[Interface dataset entries]
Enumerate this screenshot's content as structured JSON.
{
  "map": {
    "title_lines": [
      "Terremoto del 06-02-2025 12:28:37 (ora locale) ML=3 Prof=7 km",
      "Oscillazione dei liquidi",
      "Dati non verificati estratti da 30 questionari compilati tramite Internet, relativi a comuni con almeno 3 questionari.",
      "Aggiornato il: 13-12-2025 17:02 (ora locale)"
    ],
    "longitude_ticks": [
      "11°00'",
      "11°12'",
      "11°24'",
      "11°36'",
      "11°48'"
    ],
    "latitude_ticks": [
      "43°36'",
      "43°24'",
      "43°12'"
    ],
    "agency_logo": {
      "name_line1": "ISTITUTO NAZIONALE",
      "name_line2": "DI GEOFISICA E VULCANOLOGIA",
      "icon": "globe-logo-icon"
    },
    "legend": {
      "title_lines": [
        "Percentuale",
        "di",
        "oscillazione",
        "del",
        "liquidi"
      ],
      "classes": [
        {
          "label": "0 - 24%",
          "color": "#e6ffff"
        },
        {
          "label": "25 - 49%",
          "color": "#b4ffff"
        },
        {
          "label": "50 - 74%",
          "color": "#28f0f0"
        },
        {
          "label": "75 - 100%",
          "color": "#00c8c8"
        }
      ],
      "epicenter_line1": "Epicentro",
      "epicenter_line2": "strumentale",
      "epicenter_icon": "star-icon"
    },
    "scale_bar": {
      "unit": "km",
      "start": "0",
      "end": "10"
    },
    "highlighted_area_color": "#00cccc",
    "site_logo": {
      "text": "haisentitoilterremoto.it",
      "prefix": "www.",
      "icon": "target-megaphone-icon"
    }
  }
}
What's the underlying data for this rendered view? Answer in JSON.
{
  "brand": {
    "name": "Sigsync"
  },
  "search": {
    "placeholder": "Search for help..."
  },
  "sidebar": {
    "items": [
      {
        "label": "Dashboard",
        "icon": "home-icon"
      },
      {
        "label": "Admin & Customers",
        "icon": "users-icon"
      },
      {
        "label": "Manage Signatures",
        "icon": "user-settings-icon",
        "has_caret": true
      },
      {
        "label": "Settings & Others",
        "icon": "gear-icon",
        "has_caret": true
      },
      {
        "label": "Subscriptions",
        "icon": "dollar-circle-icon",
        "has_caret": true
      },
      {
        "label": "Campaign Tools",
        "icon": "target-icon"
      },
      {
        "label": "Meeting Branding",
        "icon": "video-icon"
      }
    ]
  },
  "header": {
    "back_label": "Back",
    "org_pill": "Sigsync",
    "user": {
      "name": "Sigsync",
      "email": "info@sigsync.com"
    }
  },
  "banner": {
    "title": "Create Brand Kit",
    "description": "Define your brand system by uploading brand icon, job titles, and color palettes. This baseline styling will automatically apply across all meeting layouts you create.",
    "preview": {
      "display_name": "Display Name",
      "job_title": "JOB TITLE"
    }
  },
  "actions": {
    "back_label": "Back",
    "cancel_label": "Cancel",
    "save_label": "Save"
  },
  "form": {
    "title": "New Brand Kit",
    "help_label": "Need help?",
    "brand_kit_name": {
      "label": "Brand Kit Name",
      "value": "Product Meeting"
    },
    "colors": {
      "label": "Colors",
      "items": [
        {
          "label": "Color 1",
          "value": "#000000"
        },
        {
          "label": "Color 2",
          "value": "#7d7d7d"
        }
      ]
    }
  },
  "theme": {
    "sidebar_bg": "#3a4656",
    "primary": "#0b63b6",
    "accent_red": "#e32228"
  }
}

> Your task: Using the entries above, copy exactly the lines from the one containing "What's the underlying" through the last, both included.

> Output:
What's the underlying data for this rendered view? Answer in JSON.
{
  "brand": {
    "name": "Sigsync"
  },
  "search": {
    "placeholder": "Search for help..."
  },
  "sidebar": {
    "items": [
      {
        "label": "Dashboard",
        "icon": "home-icon"
      },
      {
        "label": "Admin & Customers",
        "icon": "users-icon"
      },
      {
        "label": "Manage Signatures",
        "icon": "user-settings-icon",
        "has_caret": true
      },
      {
        "label": "Settings & Others",
        "icon": "gear-icon",
        "has_caret": true
      },
      {
        "label": "Subscriptions",
        "icon": "dollar-circle-icon",
        "has_caret": true
      },
      {
        "label": "Campaign Tools",
        "icon": "target-icon"
      },
      {
        "label": "Meeting Branding",
        "icon": "video-icon"
      }
    ]
  },
  "header": {
    "back_label": "Back",
    "org_pill": "Sigsync",
    "user": {
      "name": "Sigsync",
      "email": "info@sigsync.com"
    }
  },
  "banner": {
    "title": "Create Brand Kit",
    "description": "Define your brand system by uploading brand icon, job titles, and color palettes. This baseline styling will automatically apply across all meeting layouts you create.",
    "preview": {
      "display_name": "Display Name",
      "job_title": "JOB TITLE"
    }
  },
  "actions": {
    "back_label": "Back",
    "cancel_label": "Cancel",
    "save_label": "Save"
  },
  "form": {
    "title": "New Brand Kit",
    "help_label": "Need help?",
    "brand_kit_name": {
      "label": "Brand Kit Name",
      "value": "Product Meeting"
    },
    "colors": {
      "label": "Colors",
      "items": [
        {
          "label": "Color 1",
          "value": "#000000"
        },
        {
          "label": "Color 2",
          "value": "#7d7d7d"
        }
      ]
    }
  },
  "theme": {
    "sidebar_bg": "#3a4656",
    "primary": "#0b63b6",
    "accent_red": "#e32228"
  }
}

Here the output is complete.